To become a licensed physical therapist (PT) you must graduate from one of the accredited physical therapist professional education programs located in colleges and universities throughout the United States. To enter entry-level master's degree programs, in most cases you must have a baccalaureate degree in another area and have completed the required prerequisite courses; however, some programs offer a baccalaureate degree in physical therapy. Admission is competitive. Courses include human anatomy, neuroscience and medical kinesiology as well as the theory and practice of physical therapy; students must also complete clinical experience in clinical facilities.
To become a physical therapist assistant (PTA) you must complete an accredited two-year associate degree program.
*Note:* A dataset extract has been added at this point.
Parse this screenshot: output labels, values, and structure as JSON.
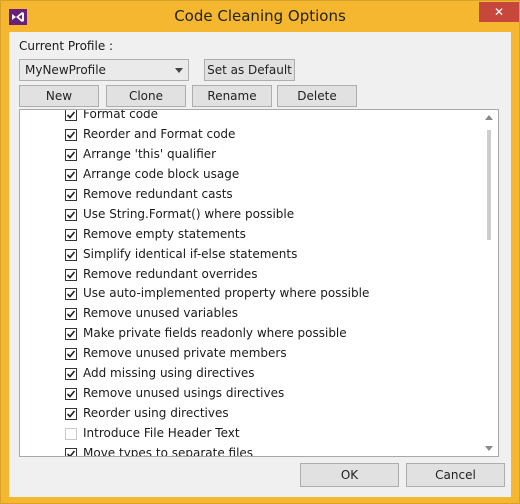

Most of these programs are located in junior/community or technical colleges.
All 50 states have physical therapist licensure requirements. Upon completion of an accredited education program, you are eligible to apply for a license in the state(s) where you wish to practice. All states require a national licensure examination, but the passing score and other requirements vary from state to state. Some states require that the physical therapist assistant be licensed also.
Physical therapists are key members of medical teams, evaluating and treating persons who through accident, illness or birth defect are injured or disabled. Physical therapists treat a wide variety of patients including: orthopedic, pediatric, geriatric, and neuralgic. Types of treatment include therapeutic exercise, massage, manipulations, and the application of heat, cold, electrotherapy, and ultrasound. Physical therapists also plan, administer, and evaluate rehabilitation services and provide consultative, preventative, educational, and research services. Physical therapist assistants provide physical therapy services under the supervision of physical therapists.
According to the Labor Statistics employment opportunities for qualified physical therapists are excellent. The U.S. Bureau of Labor Statistics projects that the demand for physical therapists will rise by over 87 percent by the year 2000. Physical therapists practice in school settings, private practices, sports rehabilitation centers, nursing homes, home health agencies, and industry, as well as in the more traditional acute care settings such as hospitals and rehabilitation centers. Career opportunities are also available in administration, research and teaching.
Starting salaries for physical therapists range, on average, from $38,000 to $39,000 per year, depending on the location of employment and type of practice. Many employers offer additional benefits, such as paying for licensure fees, professional association dues and continuing education expenses.
Additional Information Source
American Physical Therapy Association (APTA)
1111 North Fairfax St.
Alexandria, VA 22314